Also in the Australian, July 28 2010, Janet Albrechtson’s Let’s be honest about Julia’s free gender leg-up ,while not focusing on her appearance, attacks Gillard’s alleged inability to relate to the women who’ve chosen to marry and raise children, given her own choices to do neither.
Social commentator Bettina Arndt also criticized the de facto arrangements of Julia Gillard in the Sydney Morning Herald article of June 29, 2010 titled: Shacking up is hard to do: why Gillard may be leery of the Lodge. Arndt questioned Gillard’s value as a role model for young women who wanted marriage, children and career.
Hard-line feminists describe those who launch such ad hominem attacks as “anti feminist women.” A few years back they described such a woman as “having a pr*ck in her head.”
(Ad hominem arguments are those that attack the speaker in the hope of undermining her or him, rather than addressing the argument. They frequently take the form of comments on physical appearance. For example, one I’ve never forgotten that came from a short, chubby, ageing bald fellow who exclaimed when he was introduced to me: “But you can’t be a blonde and have a PhD, darling!”)
It’s unrealistic to expect that women will be kind to each other just because we’re women. Nevertheless, there is an unspoken, unexamined and entirely unproven expectation that we are somehow bonded through our gender, and therefore less likely to betray one another.
Nothing could be farther from the truth. Women deceive other women all the time, with their male lovers and partners, for example. And very many women, in the throes of shock and despair, will say that while they sort of expect men to behave like that, and they are desperately upset, it’s how the woman betrayed the woman that really cuts to the bone.
Many women survivors of childhood sexual abuse reveal that while the perpetrator did them untold damage, they have never and will never understand why their mothers didn’t help them, and this betrayal is impossible to grasp on a very deep emotional and spiritual level.
Women can be unbelievably hard on their daughters, begrudging them success, and an easier life than they’ve experienced.
And yet, in the face of all evidence to the contrary, women continue to believe in and yearn for the kindness of other women, and continue to be disappointed when it’s not forthcoming.
Women might need to toughen up and let go of the hopeful fantasy that women are the greatest supporters of women, or that they should be. I sometimes wonder if allegations of sexism against men, while frequently entirely justified, might also work to conceal and deny the truly frightening hatred we women are capable of experiencing and enacting towards each other.
Everyone recognizes the woman who seeks approval from a man by denigrating other women, thus portraying herself as “different” and “better.”
Women who have a public life in any field, are targeted by both genders for ad hominem attacks. There are feminists who explain this phenomenon as a consequence of overwhelming patriarchal influences that have set us against one another in order to further the patriarchal agenda. This may well be one of the explanations for a learned rather than innate cruelty, if indeed that’s what it is. And there’s another argument.

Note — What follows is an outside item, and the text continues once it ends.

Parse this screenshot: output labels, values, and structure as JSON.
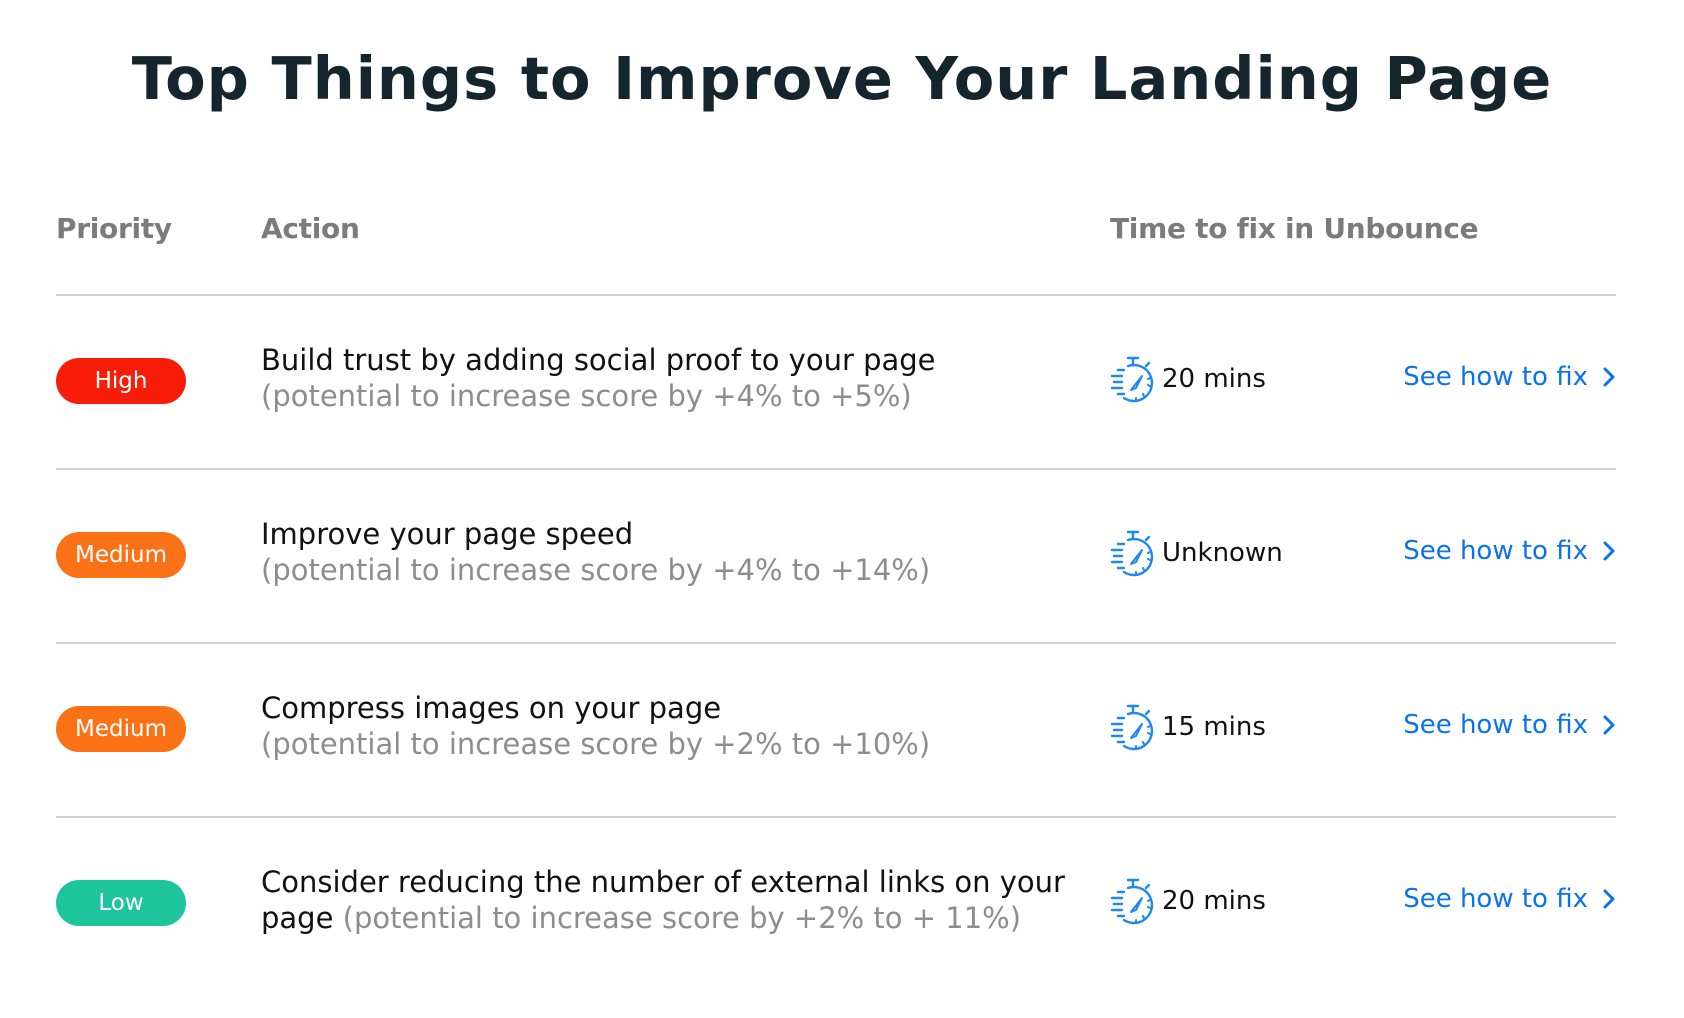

However, the explanation doesn’t justify the hostilities, and after so many years of feminist analysis, we can no longer claim to be ignorant of what influences motivate us and how we perpetuate those influences in our lives.
Perhaps it’s time for women to take responsibility for our attitudes towards other women, especially those in public life. Perhaps one way of doing this is becoming aware of when we’re engaging in the ad hominem argument, and stopping it before it starts.
Everybody does it to some degree, it’s almost like breathing. The things I’ve said about Julia Gillard’s voice.